RECORDS FOR PROCESSING: Begin

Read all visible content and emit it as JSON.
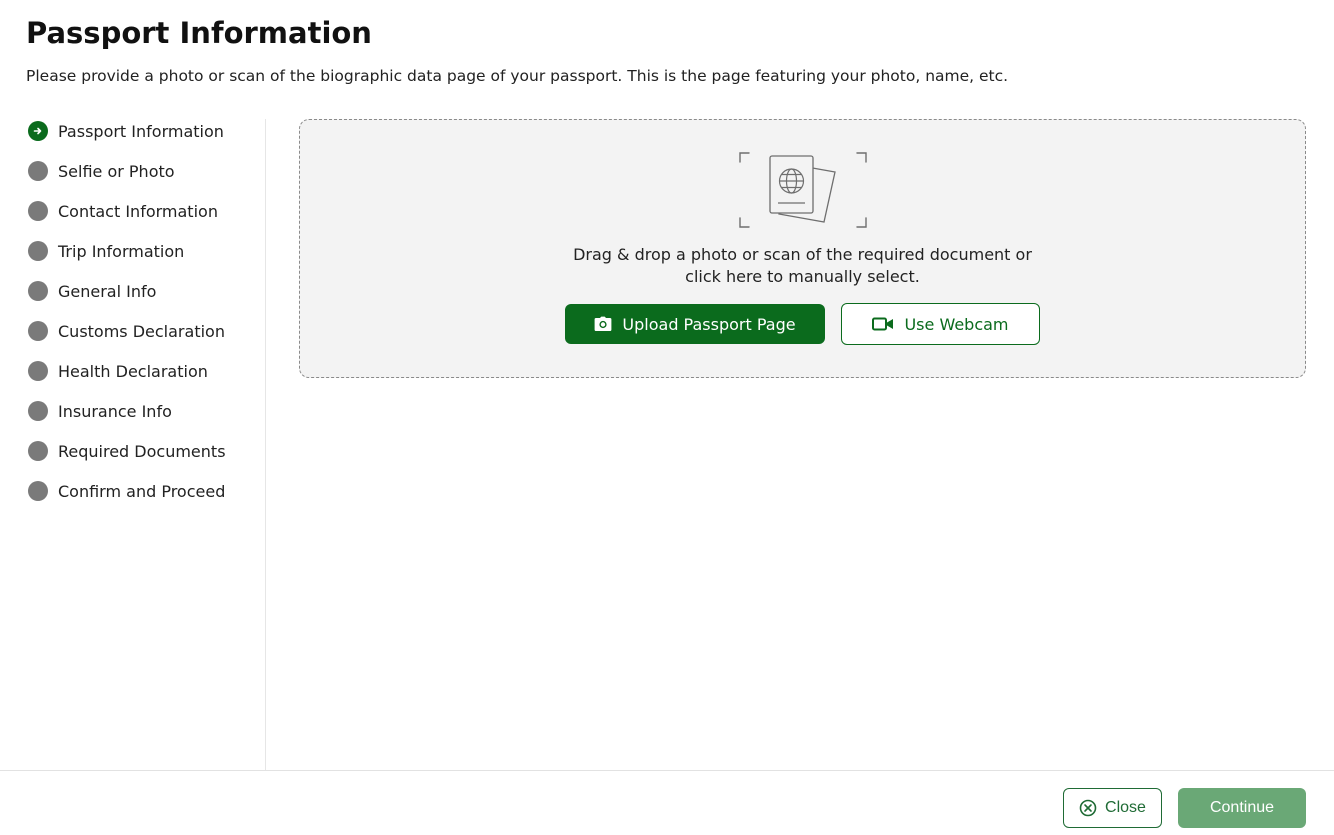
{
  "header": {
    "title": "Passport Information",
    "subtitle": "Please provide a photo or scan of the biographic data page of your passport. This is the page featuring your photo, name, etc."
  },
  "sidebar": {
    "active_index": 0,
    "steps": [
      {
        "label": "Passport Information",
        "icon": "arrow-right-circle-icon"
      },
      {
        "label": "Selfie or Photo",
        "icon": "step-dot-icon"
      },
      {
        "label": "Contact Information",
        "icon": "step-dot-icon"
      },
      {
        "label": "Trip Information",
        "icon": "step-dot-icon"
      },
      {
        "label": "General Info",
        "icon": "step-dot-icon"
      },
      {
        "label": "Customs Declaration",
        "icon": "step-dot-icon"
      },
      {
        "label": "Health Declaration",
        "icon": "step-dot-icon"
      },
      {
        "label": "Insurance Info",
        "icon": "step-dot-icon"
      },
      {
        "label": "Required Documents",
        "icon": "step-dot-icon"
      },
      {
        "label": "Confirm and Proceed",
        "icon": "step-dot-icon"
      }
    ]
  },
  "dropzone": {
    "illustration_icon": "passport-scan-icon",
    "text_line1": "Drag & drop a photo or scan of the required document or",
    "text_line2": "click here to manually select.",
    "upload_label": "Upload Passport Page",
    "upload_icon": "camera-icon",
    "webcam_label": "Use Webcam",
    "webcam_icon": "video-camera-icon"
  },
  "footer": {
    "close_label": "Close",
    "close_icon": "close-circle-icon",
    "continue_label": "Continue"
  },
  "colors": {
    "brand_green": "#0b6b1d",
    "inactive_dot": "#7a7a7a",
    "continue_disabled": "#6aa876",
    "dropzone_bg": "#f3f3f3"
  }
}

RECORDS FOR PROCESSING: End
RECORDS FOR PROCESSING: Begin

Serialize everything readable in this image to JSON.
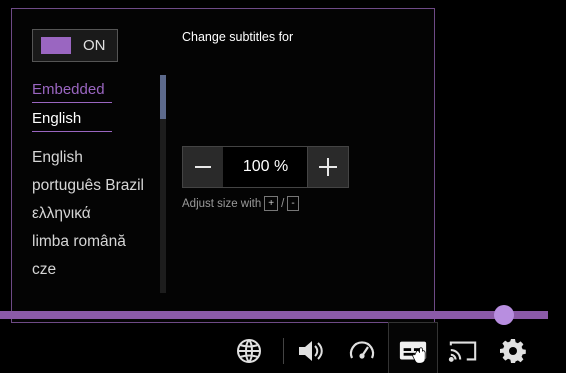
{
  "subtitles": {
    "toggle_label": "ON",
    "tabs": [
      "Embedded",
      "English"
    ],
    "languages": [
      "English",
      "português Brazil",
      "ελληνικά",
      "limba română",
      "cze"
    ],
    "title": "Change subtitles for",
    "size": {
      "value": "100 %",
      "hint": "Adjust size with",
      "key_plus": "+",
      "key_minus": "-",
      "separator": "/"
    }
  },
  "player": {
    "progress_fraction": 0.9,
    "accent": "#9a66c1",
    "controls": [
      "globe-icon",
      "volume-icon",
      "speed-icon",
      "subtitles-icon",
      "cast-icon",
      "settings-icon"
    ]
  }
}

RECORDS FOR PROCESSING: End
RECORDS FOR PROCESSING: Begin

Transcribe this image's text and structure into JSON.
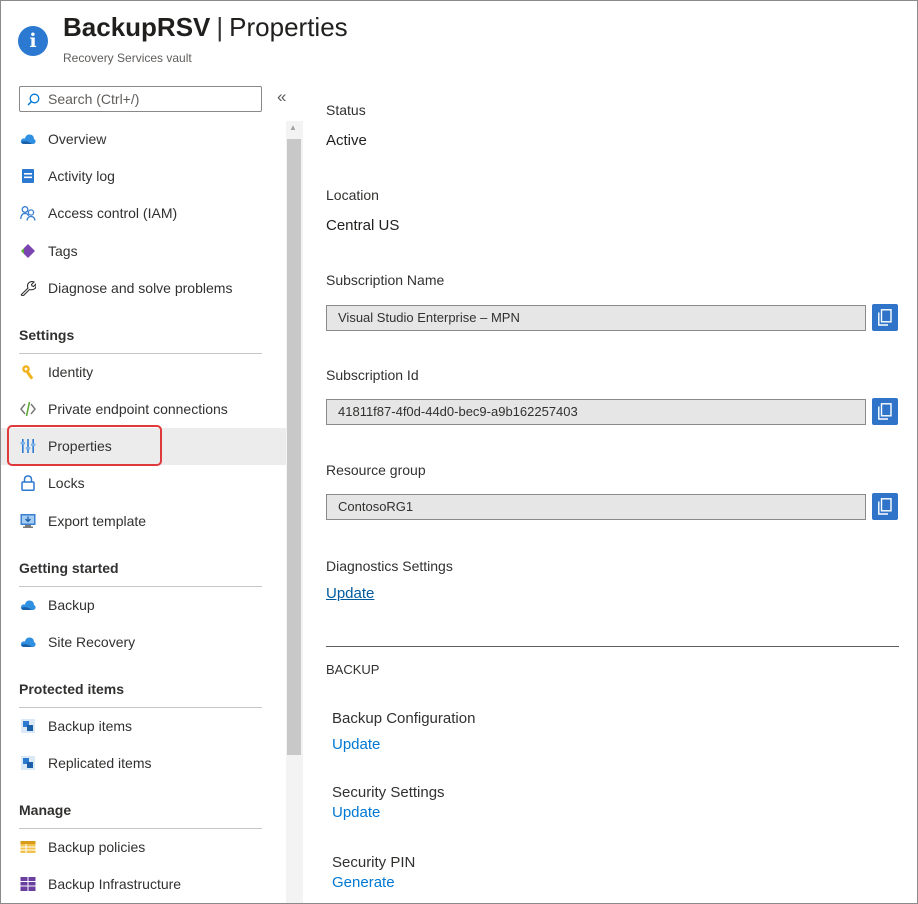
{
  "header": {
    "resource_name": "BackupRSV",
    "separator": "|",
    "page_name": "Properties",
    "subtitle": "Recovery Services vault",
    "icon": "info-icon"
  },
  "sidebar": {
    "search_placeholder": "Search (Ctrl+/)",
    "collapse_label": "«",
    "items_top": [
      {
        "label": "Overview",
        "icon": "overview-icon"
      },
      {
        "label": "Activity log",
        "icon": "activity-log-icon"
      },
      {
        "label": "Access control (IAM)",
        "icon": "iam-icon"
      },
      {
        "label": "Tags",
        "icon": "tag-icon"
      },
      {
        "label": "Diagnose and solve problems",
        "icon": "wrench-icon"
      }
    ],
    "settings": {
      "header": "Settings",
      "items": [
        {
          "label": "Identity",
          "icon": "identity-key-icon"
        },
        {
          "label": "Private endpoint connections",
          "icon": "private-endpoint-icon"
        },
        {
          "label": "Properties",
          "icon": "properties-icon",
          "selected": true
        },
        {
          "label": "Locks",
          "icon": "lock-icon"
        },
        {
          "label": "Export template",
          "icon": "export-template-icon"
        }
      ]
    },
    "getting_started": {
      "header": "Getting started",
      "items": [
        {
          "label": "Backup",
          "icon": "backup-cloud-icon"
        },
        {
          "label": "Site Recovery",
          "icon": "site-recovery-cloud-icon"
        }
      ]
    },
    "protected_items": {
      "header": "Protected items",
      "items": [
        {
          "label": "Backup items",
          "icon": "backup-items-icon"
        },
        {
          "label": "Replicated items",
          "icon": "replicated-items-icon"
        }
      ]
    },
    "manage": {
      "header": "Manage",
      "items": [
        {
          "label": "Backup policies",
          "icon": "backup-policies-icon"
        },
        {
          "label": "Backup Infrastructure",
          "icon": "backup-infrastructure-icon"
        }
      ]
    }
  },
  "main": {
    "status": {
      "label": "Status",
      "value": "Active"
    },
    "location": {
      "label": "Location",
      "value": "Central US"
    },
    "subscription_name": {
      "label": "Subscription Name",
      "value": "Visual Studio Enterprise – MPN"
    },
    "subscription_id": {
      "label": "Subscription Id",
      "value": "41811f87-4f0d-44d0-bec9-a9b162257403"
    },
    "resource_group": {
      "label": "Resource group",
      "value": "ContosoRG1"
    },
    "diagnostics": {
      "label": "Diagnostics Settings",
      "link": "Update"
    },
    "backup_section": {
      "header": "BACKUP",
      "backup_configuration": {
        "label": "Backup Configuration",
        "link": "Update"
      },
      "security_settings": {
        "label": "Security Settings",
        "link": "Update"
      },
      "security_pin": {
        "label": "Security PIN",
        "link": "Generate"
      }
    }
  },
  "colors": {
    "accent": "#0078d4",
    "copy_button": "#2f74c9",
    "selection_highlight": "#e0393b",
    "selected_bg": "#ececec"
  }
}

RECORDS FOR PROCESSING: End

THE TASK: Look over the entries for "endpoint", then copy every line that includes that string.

WRITTEN RESPONSE:
          "label": "Private endpoint connections",
          "icon": "private-endpoint-icon"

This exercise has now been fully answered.